With all due respect to the “ADD TONS of WEIGHT” method to fix these cars, that’s NOT the correct way to correct the problem. Front mounting of the battery and a storage area are GREAT ideas and well worth the effort.
However, you are asking for trouble adding lead or other ballast to compensate for the front end being too stiffly sprung.I’ve told this hundreds of times to VW based TD and Speedster owners. The people that have done the right fix swear that they have a completely different car, handling and riding so much different that is has become a pleasure to drive…not to mention safer.
The feeling you are getting is from the front suspension being MUCH TOO STIFF for the light nose weight of the car. If the car is sprung correctly, the car will not skid or “push” the nose (understeer) under hard cornering and normal braking.

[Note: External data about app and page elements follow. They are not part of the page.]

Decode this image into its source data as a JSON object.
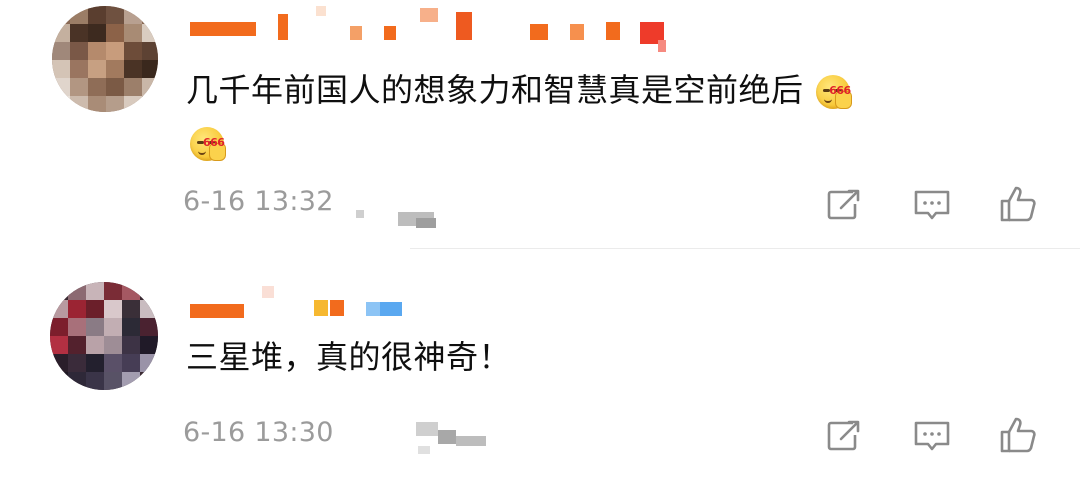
{
  "comments": [
    {
      "content": "几千年前国人的想象力和智慧真是空前绝后",
      "emoji": "666-emoji",
      "time": "6-16 13:32",
      "actions": {
        "share_icon": "share-icon",
        "reply_icon": "comment-icon",
        "like_icon": "thumbs-up-icon"
      }
    },
    {
      "content": "三星堆，真的很神奇！",
      "time": "6-16 13:30",
      "actions": {
        "share_icon": "share-icon",
        "reply_icon": "comment-icon",
        "like_icon": "thumbs-up-icon"
      }
    }
  ],
  "emoji_text": "666",
  "colors": {
    "username_orange": "#f26b1d",
    "username_red": "#ee3b2a",
    "username_yellow": "#f6b830",
    "username_blue": "#5aa8f0",
    "meta_gray": "#9b9b9b",
    "icon_gray": "#8a8a8a"
  }
}
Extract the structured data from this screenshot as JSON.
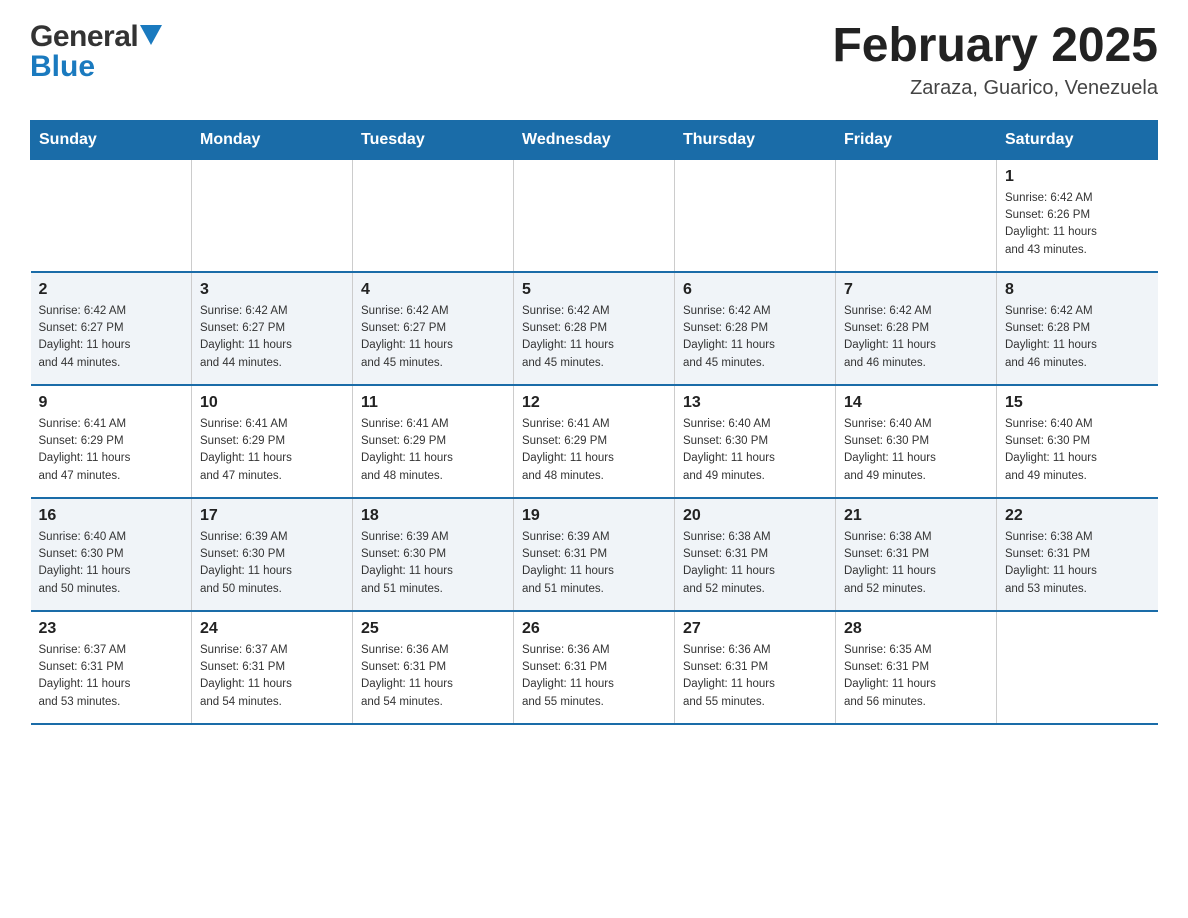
{
  "logo": {
    "general": "General",
    "blue": "Blue"
  },
  "header": {
    "month_year": "February 2025",
    "location": "Zaraza, Guarico, Venezuela"
  },
  "weekdays": [
    "Sunday",
    "Monday",
    "Tuesday",
    "Wednesday",
    "Thursday",
    "Friday",
    "Saturday"
  ],
  "rows": [
    [
      {
        "day": "",
        "info": ""
      },
      {
        "day": "",
        "info": ""
      },
      {
        "day": "",
        "info": ""
      },
      {
        "day": "",
        "info": ""
      },
      {
        "day": "",
        "info": ""
      },
      {
        "day": "",
        "info": ""
      },
      {
        "day": "1",
        "info": "Sunrise: 6:42 AM\nSunset: 6:26 PM\nDaylight: 11 hours\nand 43 minutes."
      }
    ],
    [
      {
        "day": "2",
        "info": "Sunrise: 6:42 AM\nSunset: 6:27 PM\nDaylight: 11 hours\nand 44 minutes."
      },
      {
        "day": "3",
        "info": "Sunrise: 6:42 AM\nSunset: 6:27 PM\nDaylight: 11 hours\nand 44 minutes."
      },
      {
        "day": "4",
        "info": "Sunrise: 6:42 AM\nSunset: 6:27 PM\nDaylight: 11 hours\nand 45 minutes."
      },
      {
        "day": "5",
        "info": "Sunrise: 6:42 AM\nSunset: 6:28 PM\nDaylight: 11 hours\nand 45 minutes."
      },
      {
        "day": "6",
        "info": "Sunrise: 6:42 AM\nSunset: 6:28 PM\nDaylight: 11 hours\nand 45 minutes."
      },
      {
        "day": "7",
        "info": "Sunrise: 6:42 AM\nSunset: 6:28 PM\nDaylight: 11 hours\nand 46 minutes."
      },
      {
        "day": "8",
        "info": "Sunrise: 6:42 AM\nSunset: 6:28 PM\nDaylight: 11 hours\nand 46 minutes."
      }
    ],
    [
      {
        "day": "9",
        "info": "Sunrise: 6:41 AM\nSunset: 6:29 PM\nDaylight: 11 hours\nand 47 minutes."
      },
      {
        "day": "10",
        "info": "Sunrise: 6:41 AM\nSunset: 6:29 PM\nDaylight: 11 hours\nand 47 minutes."
      },
      {
        "day": "11",
        "info": "Sunrise: 6:41 AM\nSunset: 6:29 PM\nDaylight: 11 hours\nand 48 minutes."
      },
      {
        "day": "12",
        "info": "Sunrise: 6:41 AM\nSunset: 6:29 PM\nDaylight: 11 hours\nand 48 minutes."
      },
      {
        "day": "13",
        "info": "Sunrise: 6:40 AM\nSunset: 6:30 PM\nDaylight: 11 hours\nand 49 minutes."
      },
      {
        "day": "14",
        "info": "Sunrise: 6:40 AM\nSunset: 6:30 PM\nDaylight: 11 hours\nand 49 minutes."
      },
      {
        "day": "15",
        "info": "Sunrise: 6:40 AM\nSunset: 6:30 PM\nDaylight: 11 hours\nand 49 minutes."
      }
    ],
    [
      {
        "day": "16",
        "info": "Sunrise: 6:40 AM\nSunset: 6:30 PM\nDaylight: 11 hours\nand 50 minutes."
      },
      {
        "day": "17",
        "info": "Sunrise: 6:39 AM\nSunset: 6:30 PM\nDaylight: 11 hours\nand 50 minutes."
      },
      {
        "day": "18",
        "info": "Sunrise: 6:39 AM\nSunset: 6:30 PM\nDaylight: 11 hours\nand 51 minutes."
      },
      {
        "day": "19",
        "info": "Sunrise: 6:39 AM\nSunset: 6:31 PM\nDaylight: 11 hours\nand 51 minutes."
      },
      {
        "day": "20",
        "info": "Sunrise: 6:38 AM\nSunset: 6:31 PM\nDaylight: 11 hours\nand 52 minutes."
      },
      {
        "day": "21",
        "info": "Sunrise: 6:38 AM\nSunset: 6:31 PM\nDaylight: 11 hours\nand 52 minutes."
      },
      {
        "day": "22",
        "info": "Sunrise: 6:38 AM\nSunset: 6:31 PM\nDaylight: 11 hours\nand 53 minutes."
      }
    ],
    [
      {
        "day": "23",
        "info": "Sunrise: 6:37 AM\nSunset: 6:31 PM\nDaylight: 11 hours\nand 53 minutes."
      },
      {
        "day": "24",
        "info": "Sunrise: 6:37 AM\nSunset: 6:31 PM\nDaylight: 11 hours\nand 54 minutes."
      },
      {
        "day": "25",
        "info": "Sunrise: 6:36 AM\nSunset: 6:31 PM\nDaylight: 11 hours\nand 54 minutes."
      },
      {
        "day": "26",
        "info": "Sunrise: 6:36 AM\nSunset: 6:31 PM\nDaylight: 11 hours\nand 55 minutes."
      },
      {
        "day": "27",
        "info": "Sunrise: 6:36 AM\nSunset: 6:31 PM\nDaylight: 11 hours\nand 55 minutes."
      },
      {
        "day": "28",
        "info": "Sunrise: 6:35 AM\nSunset: 6:31 PM\nDaylight: 11 hours\nand 56 minutes."
      },
      {
        "day": "",
        "info": ""
      }
    ]
  ]
}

The thread about removing torsion leaves from the VW beams has been posted to several areas on this website. If your car is based on a ’69 Beetle, you should have the VW repair manual by Robert Bentley commonly called the “Red Book”. It will have picture of how the VW twin beam front suspsension is designed and how it can be adjusted. Cutting and turning one tube is NOT THE CORRECT WAY TO DO IT. It is the quick fix method used by the manufacturers to get the ride height correct, not the correct spring rate. If you remember, these kits were marketed as “build it in a weekend!”
To do this job right, you’ll have to remove the front beam (if it’s been cut and turned) and install ride height adjusters or better buy and adjustable beam and reinstall your exisiting components minus a bunch of torsion leaves.
We wouldn’t ride a Harley with 1972 Cadillac Sedan Deville springs, so why are we doing it with these VW based kits?